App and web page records
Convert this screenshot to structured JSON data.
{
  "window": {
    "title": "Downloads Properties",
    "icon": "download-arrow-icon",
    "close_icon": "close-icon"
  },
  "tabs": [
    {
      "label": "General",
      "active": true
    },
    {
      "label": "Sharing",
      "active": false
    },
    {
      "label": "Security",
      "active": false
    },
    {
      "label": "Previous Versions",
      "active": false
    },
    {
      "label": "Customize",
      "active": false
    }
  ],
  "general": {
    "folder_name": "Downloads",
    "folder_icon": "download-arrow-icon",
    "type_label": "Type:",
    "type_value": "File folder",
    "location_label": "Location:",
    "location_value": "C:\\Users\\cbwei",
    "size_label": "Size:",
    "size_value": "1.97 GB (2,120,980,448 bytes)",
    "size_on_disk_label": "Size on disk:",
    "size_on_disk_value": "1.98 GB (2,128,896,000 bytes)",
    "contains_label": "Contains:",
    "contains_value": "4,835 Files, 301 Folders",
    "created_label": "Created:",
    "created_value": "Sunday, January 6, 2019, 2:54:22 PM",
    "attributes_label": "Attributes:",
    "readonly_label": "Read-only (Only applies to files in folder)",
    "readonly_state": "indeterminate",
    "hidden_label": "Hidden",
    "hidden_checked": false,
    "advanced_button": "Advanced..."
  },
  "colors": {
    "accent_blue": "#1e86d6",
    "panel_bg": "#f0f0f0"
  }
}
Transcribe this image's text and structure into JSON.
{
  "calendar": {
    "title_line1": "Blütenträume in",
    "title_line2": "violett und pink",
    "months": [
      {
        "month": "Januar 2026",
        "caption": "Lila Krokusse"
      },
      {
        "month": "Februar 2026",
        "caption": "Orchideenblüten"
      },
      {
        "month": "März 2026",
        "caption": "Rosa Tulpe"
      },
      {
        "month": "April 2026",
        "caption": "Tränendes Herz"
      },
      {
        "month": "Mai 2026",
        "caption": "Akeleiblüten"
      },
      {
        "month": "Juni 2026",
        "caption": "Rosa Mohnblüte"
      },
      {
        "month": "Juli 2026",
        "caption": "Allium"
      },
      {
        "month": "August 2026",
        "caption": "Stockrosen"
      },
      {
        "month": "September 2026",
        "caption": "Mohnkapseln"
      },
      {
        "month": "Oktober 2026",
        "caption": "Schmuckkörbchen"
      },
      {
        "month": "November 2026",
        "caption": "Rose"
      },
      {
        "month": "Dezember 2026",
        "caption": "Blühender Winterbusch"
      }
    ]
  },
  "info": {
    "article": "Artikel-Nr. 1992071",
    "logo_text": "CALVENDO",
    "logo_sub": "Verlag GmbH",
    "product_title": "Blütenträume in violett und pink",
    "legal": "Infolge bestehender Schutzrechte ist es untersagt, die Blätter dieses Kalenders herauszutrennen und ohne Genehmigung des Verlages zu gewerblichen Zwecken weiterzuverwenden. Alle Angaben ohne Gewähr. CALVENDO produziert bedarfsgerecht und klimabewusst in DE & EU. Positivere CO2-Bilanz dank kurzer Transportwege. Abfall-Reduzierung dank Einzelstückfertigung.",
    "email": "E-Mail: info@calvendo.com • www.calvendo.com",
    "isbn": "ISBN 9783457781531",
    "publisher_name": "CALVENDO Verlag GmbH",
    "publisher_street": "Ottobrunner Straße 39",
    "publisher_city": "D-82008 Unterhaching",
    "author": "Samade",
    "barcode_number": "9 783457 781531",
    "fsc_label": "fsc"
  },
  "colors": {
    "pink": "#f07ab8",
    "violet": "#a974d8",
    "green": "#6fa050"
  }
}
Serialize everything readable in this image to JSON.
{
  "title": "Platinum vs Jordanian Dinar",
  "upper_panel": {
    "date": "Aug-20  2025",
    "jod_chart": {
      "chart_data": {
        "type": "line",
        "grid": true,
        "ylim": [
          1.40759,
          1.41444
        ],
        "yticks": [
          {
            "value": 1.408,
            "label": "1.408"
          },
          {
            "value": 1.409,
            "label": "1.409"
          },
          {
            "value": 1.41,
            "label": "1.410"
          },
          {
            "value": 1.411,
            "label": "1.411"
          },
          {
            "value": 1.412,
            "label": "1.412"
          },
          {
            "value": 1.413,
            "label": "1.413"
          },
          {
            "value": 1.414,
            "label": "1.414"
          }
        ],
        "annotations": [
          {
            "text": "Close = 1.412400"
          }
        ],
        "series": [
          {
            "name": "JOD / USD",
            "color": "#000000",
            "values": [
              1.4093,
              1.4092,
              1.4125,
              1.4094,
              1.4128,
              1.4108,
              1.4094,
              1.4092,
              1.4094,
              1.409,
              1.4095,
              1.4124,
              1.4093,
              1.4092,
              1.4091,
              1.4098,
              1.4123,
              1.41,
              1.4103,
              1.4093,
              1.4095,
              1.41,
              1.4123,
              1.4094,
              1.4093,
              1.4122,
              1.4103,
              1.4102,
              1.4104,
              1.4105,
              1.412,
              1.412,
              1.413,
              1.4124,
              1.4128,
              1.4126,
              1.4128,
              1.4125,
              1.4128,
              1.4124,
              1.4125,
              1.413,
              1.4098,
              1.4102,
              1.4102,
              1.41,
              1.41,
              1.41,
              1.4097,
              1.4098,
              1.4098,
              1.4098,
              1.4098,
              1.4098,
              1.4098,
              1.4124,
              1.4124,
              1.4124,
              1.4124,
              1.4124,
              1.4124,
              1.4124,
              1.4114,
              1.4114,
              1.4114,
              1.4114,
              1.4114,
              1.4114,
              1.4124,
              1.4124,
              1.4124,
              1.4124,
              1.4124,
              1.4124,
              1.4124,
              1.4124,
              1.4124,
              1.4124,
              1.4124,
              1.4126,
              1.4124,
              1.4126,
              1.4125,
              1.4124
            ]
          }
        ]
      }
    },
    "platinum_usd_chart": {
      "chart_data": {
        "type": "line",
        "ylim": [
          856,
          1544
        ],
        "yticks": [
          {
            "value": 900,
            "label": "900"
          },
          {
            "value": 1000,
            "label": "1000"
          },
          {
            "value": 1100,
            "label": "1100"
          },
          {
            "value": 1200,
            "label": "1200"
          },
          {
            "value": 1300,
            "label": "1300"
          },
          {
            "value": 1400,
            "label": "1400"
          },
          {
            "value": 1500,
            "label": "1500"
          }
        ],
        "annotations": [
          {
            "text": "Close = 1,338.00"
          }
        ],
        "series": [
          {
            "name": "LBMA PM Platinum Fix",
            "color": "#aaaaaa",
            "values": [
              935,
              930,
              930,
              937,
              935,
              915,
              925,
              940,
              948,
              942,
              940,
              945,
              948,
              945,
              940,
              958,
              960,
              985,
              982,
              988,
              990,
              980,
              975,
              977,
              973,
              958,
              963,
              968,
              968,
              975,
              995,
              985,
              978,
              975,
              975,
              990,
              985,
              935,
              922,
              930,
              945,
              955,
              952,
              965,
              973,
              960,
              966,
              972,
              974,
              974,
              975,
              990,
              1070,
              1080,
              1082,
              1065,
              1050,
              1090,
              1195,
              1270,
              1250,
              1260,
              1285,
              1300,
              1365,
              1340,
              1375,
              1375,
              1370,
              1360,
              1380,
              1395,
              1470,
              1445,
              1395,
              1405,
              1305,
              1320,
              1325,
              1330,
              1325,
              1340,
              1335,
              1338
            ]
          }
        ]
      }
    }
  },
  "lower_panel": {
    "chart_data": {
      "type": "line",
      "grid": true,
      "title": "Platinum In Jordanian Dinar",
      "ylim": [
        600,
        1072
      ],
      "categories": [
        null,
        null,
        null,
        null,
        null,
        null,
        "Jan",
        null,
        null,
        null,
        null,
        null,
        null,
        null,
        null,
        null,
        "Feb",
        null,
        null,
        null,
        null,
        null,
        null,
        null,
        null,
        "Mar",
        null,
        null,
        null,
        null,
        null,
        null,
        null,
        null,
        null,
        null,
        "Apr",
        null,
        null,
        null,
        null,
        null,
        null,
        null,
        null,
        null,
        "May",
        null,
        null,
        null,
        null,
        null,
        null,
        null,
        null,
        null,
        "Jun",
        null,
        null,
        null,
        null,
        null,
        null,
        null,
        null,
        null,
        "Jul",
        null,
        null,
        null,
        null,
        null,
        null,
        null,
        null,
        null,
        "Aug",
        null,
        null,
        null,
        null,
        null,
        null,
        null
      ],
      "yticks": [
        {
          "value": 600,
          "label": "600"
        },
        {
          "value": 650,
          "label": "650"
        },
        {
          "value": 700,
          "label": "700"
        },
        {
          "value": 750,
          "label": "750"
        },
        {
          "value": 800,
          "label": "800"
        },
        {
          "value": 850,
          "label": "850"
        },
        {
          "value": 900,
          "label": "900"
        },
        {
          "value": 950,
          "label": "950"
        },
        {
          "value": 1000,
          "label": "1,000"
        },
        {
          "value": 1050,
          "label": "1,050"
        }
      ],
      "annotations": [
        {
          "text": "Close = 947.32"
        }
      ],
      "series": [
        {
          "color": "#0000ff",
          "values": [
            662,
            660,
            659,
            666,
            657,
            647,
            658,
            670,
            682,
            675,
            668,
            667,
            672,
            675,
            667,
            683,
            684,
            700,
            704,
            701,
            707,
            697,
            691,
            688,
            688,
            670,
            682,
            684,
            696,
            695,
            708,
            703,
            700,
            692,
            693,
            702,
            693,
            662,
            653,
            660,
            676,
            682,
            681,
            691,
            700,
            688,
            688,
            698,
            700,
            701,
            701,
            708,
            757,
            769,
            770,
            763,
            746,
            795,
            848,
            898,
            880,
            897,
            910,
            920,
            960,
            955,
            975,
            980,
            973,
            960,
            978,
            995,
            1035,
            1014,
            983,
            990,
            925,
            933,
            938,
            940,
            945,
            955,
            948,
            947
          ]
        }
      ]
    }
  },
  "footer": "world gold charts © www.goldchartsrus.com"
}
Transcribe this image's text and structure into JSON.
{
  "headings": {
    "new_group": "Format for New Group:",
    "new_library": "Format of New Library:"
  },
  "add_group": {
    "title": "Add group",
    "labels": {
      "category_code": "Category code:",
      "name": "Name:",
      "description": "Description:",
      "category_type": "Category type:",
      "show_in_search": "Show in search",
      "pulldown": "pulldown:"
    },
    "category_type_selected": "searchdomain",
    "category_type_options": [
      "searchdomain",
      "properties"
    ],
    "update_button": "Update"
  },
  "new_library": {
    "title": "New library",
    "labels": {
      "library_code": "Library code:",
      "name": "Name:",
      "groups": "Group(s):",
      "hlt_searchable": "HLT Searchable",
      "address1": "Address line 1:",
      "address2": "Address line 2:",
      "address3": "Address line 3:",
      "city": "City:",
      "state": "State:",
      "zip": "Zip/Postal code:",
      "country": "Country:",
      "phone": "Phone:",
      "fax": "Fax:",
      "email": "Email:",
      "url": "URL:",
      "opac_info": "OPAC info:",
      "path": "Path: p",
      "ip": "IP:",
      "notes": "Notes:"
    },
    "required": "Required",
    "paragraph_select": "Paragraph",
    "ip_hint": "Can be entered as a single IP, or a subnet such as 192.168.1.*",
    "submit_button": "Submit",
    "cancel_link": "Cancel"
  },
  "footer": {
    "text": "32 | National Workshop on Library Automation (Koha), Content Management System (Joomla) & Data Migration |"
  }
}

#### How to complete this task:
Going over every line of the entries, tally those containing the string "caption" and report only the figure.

#### Task result:
12